How to complete this task:
Return only the number of lines in the entries below that hold the word "JSON".

· · ·

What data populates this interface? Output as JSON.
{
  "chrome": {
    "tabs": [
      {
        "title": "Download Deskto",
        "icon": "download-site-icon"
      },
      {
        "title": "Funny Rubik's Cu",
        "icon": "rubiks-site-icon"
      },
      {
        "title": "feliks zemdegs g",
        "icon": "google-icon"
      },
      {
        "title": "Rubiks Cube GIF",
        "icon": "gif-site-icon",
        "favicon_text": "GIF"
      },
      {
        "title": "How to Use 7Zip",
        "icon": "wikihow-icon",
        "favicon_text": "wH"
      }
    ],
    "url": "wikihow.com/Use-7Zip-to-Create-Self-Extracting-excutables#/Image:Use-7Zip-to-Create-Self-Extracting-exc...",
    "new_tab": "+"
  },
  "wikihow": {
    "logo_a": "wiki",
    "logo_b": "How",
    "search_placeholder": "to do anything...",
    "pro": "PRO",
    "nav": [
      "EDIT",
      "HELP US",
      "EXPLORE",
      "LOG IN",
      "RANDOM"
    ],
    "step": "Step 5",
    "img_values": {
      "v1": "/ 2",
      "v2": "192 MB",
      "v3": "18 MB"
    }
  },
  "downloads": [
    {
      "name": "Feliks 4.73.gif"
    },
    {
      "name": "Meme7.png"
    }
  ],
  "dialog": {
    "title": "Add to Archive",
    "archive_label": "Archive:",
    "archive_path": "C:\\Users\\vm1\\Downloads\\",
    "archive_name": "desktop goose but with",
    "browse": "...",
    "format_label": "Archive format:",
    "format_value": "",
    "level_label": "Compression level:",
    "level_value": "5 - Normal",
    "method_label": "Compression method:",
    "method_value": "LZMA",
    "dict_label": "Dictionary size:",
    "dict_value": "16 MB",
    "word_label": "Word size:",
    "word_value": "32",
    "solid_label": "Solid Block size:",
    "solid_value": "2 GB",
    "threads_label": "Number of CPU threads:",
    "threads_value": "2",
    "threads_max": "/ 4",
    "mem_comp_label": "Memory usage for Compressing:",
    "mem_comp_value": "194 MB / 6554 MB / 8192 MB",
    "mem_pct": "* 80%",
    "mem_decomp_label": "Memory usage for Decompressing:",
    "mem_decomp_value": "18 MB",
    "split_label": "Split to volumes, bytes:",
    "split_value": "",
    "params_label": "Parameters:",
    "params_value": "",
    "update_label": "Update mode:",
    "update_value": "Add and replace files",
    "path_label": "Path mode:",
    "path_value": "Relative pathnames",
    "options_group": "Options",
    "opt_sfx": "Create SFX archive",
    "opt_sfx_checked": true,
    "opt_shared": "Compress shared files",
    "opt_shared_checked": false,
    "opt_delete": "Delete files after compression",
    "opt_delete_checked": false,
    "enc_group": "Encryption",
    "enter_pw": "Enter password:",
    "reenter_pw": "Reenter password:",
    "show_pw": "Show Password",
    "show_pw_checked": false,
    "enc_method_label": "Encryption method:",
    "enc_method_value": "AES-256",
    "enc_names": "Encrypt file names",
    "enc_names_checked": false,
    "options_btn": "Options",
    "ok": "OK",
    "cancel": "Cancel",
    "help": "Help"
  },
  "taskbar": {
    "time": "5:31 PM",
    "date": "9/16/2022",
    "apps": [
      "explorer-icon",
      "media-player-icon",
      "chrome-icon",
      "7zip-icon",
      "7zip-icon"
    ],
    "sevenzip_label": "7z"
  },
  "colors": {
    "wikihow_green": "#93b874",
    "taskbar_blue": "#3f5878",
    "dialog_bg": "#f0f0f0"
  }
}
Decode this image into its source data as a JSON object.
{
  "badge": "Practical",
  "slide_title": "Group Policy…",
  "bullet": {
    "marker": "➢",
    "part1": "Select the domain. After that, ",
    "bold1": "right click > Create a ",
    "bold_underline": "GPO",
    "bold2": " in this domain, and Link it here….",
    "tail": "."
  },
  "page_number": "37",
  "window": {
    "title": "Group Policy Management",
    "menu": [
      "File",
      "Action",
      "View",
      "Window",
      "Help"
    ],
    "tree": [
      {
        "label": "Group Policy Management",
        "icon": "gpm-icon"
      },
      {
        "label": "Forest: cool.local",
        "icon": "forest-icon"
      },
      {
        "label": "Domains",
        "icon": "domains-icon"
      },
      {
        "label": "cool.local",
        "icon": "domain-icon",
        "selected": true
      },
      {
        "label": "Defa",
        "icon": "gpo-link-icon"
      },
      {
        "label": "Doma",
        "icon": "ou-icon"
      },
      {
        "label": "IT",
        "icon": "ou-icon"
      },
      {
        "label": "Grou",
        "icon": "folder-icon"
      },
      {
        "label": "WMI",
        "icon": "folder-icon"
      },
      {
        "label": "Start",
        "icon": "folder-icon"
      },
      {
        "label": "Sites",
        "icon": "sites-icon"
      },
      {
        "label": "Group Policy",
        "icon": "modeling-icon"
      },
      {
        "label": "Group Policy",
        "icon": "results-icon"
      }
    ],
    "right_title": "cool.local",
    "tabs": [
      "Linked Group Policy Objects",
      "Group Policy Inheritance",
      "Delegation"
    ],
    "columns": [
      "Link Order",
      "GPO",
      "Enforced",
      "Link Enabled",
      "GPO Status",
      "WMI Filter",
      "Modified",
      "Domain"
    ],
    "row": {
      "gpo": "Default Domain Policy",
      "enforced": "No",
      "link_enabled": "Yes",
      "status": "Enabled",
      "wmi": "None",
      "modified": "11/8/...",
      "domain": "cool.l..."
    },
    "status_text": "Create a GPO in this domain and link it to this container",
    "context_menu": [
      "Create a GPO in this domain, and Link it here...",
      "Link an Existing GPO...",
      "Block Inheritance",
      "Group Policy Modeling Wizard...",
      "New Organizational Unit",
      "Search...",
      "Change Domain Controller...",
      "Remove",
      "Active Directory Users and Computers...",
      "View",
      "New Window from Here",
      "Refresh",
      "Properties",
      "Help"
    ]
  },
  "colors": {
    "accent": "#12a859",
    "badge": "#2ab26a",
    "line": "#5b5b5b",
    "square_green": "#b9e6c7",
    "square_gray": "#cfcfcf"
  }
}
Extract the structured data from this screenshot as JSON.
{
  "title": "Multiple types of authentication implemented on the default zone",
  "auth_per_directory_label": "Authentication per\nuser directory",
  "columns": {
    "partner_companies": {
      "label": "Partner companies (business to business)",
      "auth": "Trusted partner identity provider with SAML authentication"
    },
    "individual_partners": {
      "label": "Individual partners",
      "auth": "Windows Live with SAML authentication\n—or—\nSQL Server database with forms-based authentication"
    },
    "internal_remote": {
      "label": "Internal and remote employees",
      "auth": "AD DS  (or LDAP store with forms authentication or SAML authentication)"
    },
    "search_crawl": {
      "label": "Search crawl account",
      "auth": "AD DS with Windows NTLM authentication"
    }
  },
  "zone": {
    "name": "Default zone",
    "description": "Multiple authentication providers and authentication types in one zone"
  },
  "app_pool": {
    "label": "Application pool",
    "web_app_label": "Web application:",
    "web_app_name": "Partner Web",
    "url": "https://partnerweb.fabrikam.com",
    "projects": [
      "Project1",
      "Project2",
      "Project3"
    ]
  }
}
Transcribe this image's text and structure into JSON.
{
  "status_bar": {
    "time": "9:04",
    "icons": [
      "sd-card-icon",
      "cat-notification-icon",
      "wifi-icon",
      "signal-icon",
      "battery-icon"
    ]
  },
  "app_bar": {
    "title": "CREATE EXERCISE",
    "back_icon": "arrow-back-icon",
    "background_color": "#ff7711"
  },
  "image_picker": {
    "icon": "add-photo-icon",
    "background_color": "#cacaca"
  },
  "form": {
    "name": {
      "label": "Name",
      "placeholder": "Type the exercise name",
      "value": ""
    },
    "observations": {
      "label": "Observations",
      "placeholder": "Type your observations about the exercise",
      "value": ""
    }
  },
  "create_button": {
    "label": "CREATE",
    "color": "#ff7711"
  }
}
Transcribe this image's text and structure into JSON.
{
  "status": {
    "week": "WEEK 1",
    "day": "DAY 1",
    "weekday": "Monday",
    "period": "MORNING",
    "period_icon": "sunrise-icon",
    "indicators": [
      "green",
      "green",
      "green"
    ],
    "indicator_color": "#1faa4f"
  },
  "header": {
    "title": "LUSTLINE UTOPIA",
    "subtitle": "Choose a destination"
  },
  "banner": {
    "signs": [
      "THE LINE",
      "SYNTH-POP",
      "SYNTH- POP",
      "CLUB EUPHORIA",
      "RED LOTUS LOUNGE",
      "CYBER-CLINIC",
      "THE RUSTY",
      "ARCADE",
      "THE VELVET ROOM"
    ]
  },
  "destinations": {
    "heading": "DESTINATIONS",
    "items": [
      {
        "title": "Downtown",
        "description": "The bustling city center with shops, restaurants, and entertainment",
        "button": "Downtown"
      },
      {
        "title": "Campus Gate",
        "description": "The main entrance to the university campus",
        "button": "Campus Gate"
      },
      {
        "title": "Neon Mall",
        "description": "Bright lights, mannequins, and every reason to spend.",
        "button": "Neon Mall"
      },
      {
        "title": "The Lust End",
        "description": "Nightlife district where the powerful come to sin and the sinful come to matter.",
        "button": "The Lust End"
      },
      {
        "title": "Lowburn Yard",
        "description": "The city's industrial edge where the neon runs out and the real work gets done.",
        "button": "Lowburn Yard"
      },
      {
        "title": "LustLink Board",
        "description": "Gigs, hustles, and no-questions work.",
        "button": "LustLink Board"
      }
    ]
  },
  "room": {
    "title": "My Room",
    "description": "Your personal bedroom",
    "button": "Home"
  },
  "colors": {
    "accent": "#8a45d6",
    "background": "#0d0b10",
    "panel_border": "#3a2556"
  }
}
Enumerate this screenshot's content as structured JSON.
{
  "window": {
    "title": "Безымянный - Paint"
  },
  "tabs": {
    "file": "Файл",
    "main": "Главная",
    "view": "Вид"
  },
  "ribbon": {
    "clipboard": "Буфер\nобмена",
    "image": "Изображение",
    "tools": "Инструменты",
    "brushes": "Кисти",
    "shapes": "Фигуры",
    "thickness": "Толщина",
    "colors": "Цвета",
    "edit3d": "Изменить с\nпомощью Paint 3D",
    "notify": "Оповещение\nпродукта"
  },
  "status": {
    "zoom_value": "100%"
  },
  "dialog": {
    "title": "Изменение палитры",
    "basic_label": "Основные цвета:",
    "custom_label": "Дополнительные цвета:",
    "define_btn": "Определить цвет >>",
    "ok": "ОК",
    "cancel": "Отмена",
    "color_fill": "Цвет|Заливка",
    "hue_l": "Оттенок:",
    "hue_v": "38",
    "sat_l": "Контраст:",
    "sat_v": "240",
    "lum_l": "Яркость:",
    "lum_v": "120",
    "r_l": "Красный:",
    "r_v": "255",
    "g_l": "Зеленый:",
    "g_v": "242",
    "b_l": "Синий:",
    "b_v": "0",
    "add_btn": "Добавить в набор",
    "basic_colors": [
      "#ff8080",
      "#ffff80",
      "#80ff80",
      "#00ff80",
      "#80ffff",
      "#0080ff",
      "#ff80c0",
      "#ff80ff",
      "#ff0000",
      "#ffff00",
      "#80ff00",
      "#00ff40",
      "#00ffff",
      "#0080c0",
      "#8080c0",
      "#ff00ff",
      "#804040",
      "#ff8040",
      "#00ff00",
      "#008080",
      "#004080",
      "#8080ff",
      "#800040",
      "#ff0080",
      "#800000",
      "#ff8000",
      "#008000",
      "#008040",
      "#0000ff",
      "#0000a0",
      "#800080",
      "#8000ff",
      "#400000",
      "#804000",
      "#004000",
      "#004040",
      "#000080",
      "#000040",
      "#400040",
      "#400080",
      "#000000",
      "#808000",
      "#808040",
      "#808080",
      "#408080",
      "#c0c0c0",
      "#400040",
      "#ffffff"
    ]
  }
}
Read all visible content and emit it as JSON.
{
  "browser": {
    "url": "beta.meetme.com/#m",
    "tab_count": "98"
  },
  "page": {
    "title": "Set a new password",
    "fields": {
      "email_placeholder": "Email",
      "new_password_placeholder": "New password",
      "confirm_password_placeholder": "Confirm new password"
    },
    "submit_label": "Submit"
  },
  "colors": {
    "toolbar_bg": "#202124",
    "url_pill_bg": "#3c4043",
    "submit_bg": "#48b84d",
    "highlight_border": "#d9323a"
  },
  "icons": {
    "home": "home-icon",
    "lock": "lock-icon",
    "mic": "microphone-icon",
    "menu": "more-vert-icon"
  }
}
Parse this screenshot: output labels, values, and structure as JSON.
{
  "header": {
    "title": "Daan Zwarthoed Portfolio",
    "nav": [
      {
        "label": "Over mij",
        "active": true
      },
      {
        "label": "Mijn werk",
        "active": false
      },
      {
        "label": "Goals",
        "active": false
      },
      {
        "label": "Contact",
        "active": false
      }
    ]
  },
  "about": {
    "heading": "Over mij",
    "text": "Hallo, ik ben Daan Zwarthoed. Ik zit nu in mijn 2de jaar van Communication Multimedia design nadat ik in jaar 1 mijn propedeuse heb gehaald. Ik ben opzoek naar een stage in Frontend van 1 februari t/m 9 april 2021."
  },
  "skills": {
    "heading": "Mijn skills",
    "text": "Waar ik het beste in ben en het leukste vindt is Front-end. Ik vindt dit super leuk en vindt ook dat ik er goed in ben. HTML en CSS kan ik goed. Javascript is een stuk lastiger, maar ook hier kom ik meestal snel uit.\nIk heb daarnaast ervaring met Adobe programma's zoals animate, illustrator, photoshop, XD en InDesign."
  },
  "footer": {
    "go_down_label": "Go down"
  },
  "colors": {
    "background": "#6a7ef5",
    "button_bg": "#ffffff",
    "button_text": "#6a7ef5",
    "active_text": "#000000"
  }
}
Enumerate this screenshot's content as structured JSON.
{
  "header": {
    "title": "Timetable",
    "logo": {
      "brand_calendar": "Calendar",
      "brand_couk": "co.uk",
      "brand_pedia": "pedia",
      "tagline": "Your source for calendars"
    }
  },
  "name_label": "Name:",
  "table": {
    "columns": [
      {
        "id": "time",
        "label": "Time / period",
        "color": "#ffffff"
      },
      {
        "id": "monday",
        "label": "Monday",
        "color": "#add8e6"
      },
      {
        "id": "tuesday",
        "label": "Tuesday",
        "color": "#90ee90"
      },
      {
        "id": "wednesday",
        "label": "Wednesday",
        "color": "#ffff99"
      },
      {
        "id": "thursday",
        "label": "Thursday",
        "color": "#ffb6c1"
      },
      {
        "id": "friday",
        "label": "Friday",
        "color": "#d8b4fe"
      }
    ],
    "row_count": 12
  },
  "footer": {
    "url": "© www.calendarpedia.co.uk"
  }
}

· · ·

Solution to this problem:
9